—Finally, a smaller but still noteworthy failing by her in this campaign: Reynolds declined to be interviewed by the editorial board of the Des Moines Register, my former employer. Some probably think that made her look strong and confident. I think it made her look afraid to answer tough questions. Either way, it was a political mistake. Even if she didn’t think she could win their endorsement, she would have won big points with her base by going in there and arguing her positions. She did well enough in her first debate with Hubbell that I’ll bet there’s now some regret among her campaign staff that she didn’t say yes to the ed board opportunity.
Hubbell’s crowds have been impressive from the very start of his campaign. This one was on a weekday noon hour in Jefferson last spring.
Why Fred Hubbell?
He has had educational and professional experience that Reynolds simply cannot match, across the nation and around the world. He doesn’t brag about it. In fact, he is often too understated about what he’s accomplished.
He has an admirable record for working with people with whom he has differences, for a greater good. I think he can rally Democrats and Republicans in Iowa for the bipartisan reboot we need. Reynolds has already been too rabidly partisan to be able to do that herself.
Hubbell would be smart to tell the public, “Look, I’m already retired, I’m 67 years old and I don’t intend to die in office. I think I can get a whole lot done in turning Iowa back around in the next four years. I will promise you I’m not going to quit in two years and turn it over to Lt. Gov. Rita Hart. But if I’m satisfied with where we are in four years, I’ll bow out. Running for re-election at 71 years old, which I would be then, doesn’t sound like much fun anyway, and if I leave then, it’d be a nice way to open the door for the next generations. Of course, if you don’t work with me the next four years, you might have me serving into my crotchety old age, too.”
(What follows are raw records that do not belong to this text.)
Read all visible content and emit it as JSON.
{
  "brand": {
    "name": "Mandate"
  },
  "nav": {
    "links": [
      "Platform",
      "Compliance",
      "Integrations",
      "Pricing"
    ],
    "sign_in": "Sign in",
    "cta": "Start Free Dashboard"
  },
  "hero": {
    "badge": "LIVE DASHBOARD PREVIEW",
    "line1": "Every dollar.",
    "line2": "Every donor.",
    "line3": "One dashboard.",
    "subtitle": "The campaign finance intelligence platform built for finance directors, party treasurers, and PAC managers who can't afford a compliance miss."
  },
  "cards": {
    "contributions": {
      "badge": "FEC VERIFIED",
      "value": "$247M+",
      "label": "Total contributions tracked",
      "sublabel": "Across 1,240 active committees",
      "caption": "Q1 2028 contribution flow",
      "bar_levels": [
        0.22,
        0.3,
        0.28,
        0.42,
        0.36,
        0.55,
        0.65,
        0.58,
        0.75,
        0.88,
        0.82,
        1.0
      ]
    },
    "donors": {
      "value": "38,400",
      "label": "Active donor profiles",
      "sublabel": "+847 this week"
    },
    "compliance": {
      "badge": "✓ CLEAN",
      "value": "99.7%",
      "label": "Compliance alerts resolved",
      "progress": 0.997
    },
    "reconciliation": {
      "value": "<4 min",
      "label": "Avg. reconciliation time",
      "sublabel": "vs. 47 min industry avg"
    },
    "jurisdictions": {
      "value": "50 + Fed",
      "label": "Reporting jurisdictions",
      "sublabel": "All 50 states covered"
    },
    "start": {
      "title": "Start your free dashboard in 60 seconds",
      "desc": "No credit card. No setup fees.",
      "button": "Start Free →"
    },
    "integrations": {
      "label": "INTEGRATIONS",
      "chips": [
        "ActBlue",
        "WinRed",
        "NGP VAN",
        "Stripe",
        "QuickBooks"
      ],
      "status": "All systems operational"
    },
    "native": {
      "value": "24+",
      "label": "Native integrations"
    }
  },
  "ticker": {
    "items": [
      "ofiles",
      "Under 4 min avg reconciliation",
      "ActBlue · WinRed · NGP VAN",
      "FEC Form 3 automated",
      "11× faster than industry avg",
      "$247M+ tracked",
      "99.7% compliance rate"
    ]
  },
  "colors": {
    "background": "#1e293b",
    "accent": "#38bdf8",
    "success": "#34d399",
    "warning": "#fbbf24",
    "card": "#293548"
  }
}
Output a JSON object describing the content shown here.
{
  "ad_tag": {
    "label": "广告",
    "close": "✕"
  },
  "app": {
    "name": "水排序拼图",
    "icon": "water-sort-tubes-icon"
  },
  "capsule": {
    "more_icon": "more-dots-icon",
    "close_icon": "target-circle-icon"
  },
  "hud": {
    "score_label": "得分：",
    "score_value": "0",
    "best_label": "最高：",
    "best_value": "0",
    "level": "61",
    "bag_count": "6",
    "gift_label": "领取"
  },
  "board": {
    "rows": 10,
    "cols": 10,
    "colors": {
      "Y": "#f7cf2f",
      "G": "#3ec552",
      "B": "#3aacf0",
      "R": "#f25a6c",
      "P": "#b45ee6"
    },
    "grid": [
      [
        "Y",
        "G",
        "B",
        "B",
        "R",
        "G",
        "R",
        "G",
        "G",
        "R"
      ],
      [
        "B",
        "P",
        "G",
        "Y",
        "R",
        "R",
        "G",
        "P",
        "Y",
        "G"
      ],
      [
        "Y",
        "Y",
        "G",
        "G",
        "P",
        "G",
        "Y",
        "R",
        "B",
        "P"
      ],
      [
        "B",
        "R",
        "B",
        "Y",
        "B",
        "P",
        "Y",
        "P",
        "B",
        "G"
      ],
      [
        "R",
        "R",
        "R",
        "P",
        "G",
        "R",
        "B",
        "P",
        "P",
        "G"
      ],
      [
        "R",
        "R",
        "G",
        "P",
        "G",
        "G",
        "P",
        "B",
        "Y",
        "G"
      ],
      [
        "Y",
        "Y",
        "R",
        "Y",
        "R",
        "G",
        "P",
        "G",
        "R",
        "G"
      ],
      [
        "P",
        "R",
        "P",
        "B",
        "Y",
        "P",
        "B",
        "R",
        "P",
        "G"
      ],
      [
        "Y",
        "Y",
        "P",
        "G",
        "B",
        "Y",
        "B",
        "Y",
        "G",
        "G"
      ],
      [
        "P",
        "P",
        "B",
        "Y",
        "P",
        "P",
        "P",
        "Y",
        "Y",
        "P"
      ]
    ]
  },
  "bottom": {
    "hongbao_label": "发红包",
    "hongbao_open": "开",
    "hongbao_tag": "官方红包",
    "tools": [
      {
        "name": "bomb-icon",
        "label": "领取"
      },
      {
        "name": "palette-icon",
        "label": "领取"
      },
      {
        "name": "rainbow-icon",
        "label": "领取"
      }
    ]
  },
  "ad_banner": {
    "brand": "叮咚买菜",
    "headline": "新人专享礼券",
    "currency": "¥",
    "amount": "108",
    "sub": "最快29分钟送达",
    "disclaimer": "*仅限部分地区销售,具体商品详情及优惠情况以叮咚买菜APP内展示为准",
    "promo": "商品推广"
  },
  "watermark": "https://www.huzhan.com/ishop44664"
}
Back during the primary campaign, when I was supporting Democrat John Norris, I wrote that there were at least three reasons I should be supporting Hubbell: 1) He is a very smart, visionary and good person. 2) Our little town of Cooper is named after Hubbell’s great-great-grandfather Isaac Cooper, and in 1981, young Fred and his wife Charlotte Hubbell rode in the Cooper Centennial parade as grand marshals. And 3) in 2006, when we were celebrating Cooper’s quasquicentennial, I talked Fred and his brother Jamie Hubbell into splitting the $3,000 cost to bring the “Celebration Iowa Singers & Jazz Band” to Cooper as our featured performers. Proof that the Hubbells have never forgotten their roots!
But I expected if Hubbell beat Norris in the primary, I’d probably wind up supporting Reynolds in the general election.
However, as pleased as I’ve been with her courageous stand on the abortion issue, her ineffective other governance has lost me. I’m feeling right at home with Fred Hubbell.
Fred Hubbell “has the vision, credibility, gumption and consensus-building skills to get it done.”
You can email the columnist at chuck@Offenburger.com or comment using the handy form below here.